**THE PROBLEM**: Wherever a line below holds the word "Printers", copy that line.

[Extracted data entries]
__________

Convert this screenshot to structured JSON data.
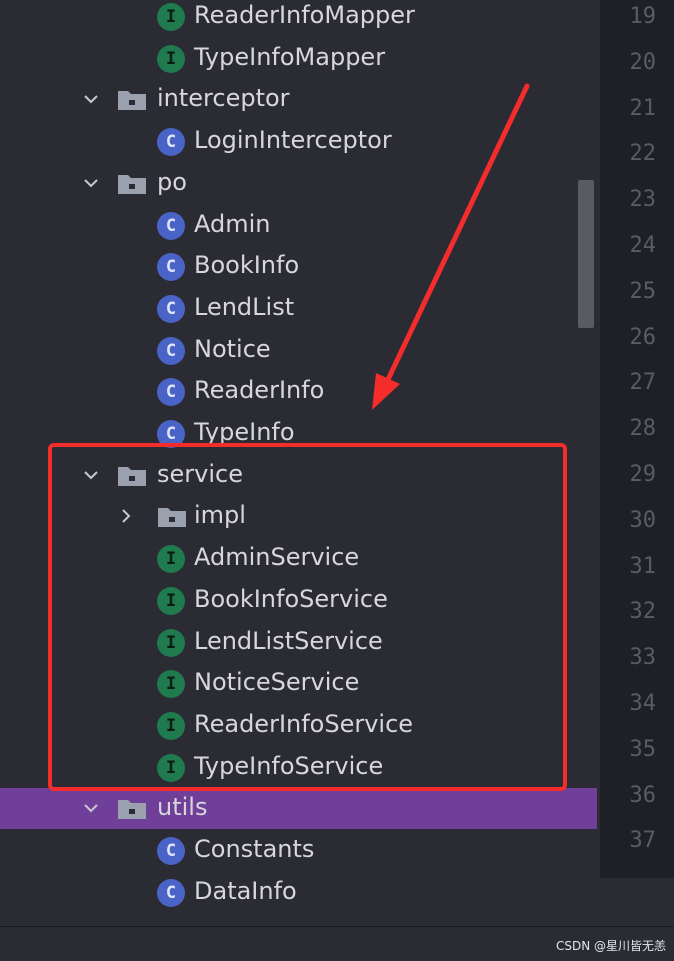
{
  "tree": {
    "rows": [
      {
        "label": "ReaderInfoMapper",
        "kind": "interface",
        "depth": 2,
        "expanded": null
      },
      {
        "label": "TypeInfoMapper",
        "kind": "interface",
        "depth": 2,
        "expanded": null
      },
      {
        "label": "interceptor",
        "kind": "package",
        "depth": 1,
        "expanded": true
      },
      {
        "label": "LoginInterceptor",
        "kind": "class",
        "depth": 2,
        "expanded": null
      },
      {
        "label": "po",
        "kind": "package",
        "depth": 1,
        "expanded": true
      },
      {
        "label": "Admin",
        "kind": "class",
        "depth": 2,
        "expanded": null
      },
      {
        "label": "BookInfo",
        "kind": "class",
        "depth": 2,
        "expanded": null
      },
      {
        "label": "LendList",
        "kind": "class",
        "depth": 2,
        "expanded": null
      },
      {
        "label": "Notice",
        "kind": "class",
        "depth": 2,
        "expanded": null
      },
      {
        "label": "ReaderInfo",
        "kind": "class",
        "depth": 2,
        "expanded": null
      },
      {
        "label": "TypeInfo",
        "kind": "class",
        "depth": 2,
        "expanded": null
      },
      {
        "label": "service",
        "kind": "package",
        "depth": 1,
        "expanded": true
      },
      {
        "label": "impl",
        "kind": "package",
        "depth": 2,
        "expanded": false
      },
      {
        "label": "AdminService",
        "kind": "interface",
        "depth": 2,
        "expanded": null
      },
      {
        "label": "BookInfoService",
        "kind": "interface",
        "depth": 2,
        "expanded": null
      },
      {
        "label": "LendListService",
        "kind": "interface",
        "depth": 2,
        "expanded": null
      },
      {
        "label": "NoticeService",
        "kind": "interface",
        "depth": 2,
        "expanded": null
      },
      {
        "label": "ReaderInfoService",
        "kind": "interface",
        "depth": 2,
        "expanded": null
      },
      {
        "label": "TypeInfoService",
        "kind": "interface",
        "depth": 2,
        "expanded": null
      },
      {
        "label": "utils",
        "kind": "package",
        "depth": 1,
        "expanded": true,
        "selected": true
      },
      {
        "label": "Constants",
        "kind": "class",
        "depth": 2,
        "expanded": null
      },
      {
        "label": "DataInfo",
        "kind": "class",
        "depth": 2,
        "expanded": null
      }
    ]
  },
  "gutter": {
    "line_numbers": [
      "19",
      "20",
      "21",
      "22",
      "23",
      "24",
      "25",
      "26",
      "27",
      "28",
      "29",
      "30",
      "31",
      "32",
      "33",
      "34",
      "35",
      "36",
      "37"
    ]
  },
  "icons": {
    "interface_badge": "I",
    "class_badge": "C",
    "package_icon": "folder-package-icon",
    "expanded_chevron": "chevron-down-icon",
    "collapsed_chevron": "chevron-right-icon"
  },
  "colors": {
    "background": "#2b2b34",
    "gutter": "#1f1f26",
    "selection": "#6f3f9a",
    "interface": "#1f7a4d",
    "class": "#4a63c6",
    "annotation": "#f42c2c"
  },
  "watermark": "CSDN @星川皆无恙"
}
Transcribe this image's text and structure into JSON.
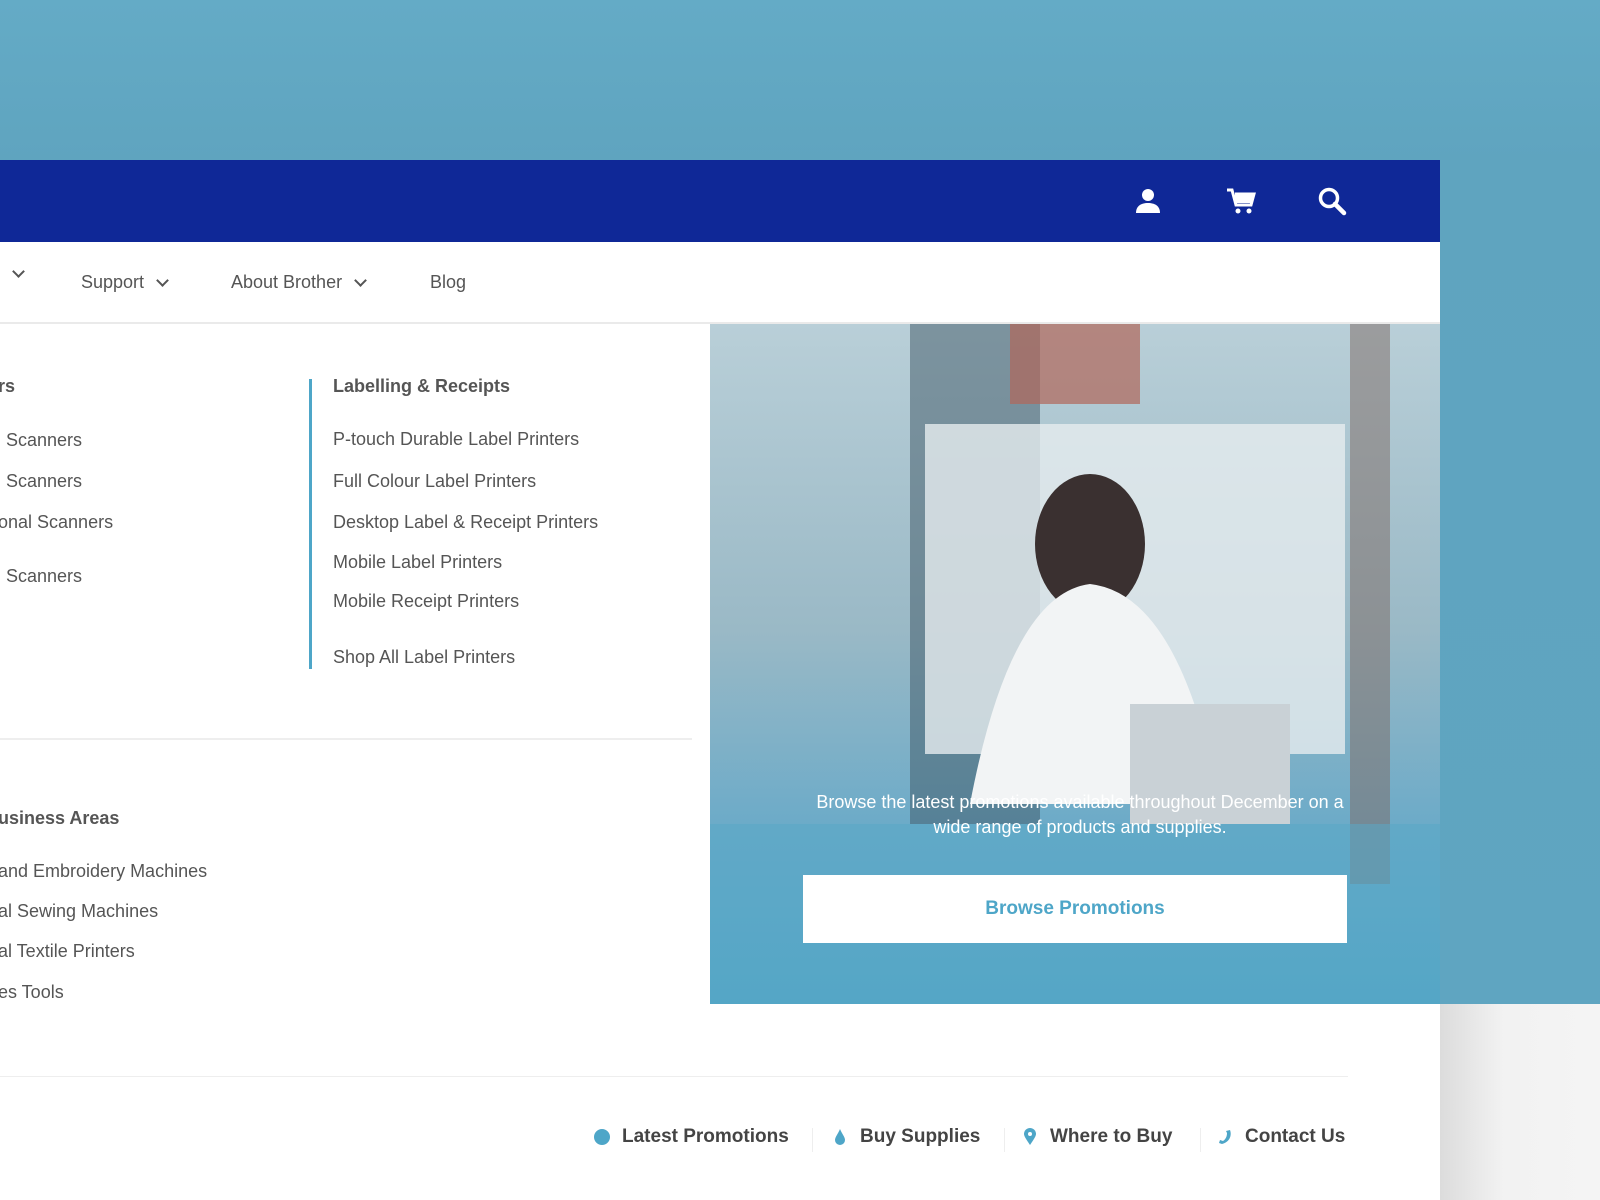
{
  "nav": {
    "items": [
      {
        "label": "Support"
      },
      {
        "label": "About Brother"
      },
      {
        "label": "Blog"
      }
    ]
  },
  "menu": {
    "col1": {
      "heading": "rs",
      "items": [
        "Scanners",
        "Scanners",
        "onal Scanners",
        "Scanners"
      ]
    },
    "col2": {
      "heading": "Labelling & Receipts",
      "items": [
        "P-touch Durable Label Printers",
        "Full Colour Label Printers",
        "Desktop Label & Receipt Printers",
        "Mobile Label Printers",
        "Mobile Receipt Printers",
        "Shop All Label Printers"
      ]
    },
    "col3": {
      "heading": "usiness Areas",
      "items": [
        "and Embroidery Machines",
        "al Sewing Machines",
        "al Textile Printers",
        "es Tools"
      ]
    }
  },
  "promo": {
    "text": "Browse the latest promotions available throughout December on a wide range of products and supplies.",
    "button": "Browse Promotions"
  },
  "footer": {
    "links": [
      {
        "label": "Latest Promotions",
        "icon": "badge-icon"
      },
      {
        "label": "Buy Supplies",
        "icon": "drop-icon"
      },
      {
        "label": "Where to Buy",
        "icon": "map-pin-icon"
      },
      {
        "label": "Contact Us",
        "icon": "phone-icon"
      }
    ]
  },
  "colors": {
    "header": "#0f2897",
    "accent": "#4ea6c8",
    "background": "#62a9c4"
  }
}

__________

**OUTPUT OF THE EXERCISE**:
        "P-touch Durable Label Printers",
        "Full Colour Label Printers",
        "Desktop Label & Receipt Printers",
        "Mobile Label Printers",
        "Mobile Receipt Printers",
        "Shop All Label Printers"
        "al Textile Printers",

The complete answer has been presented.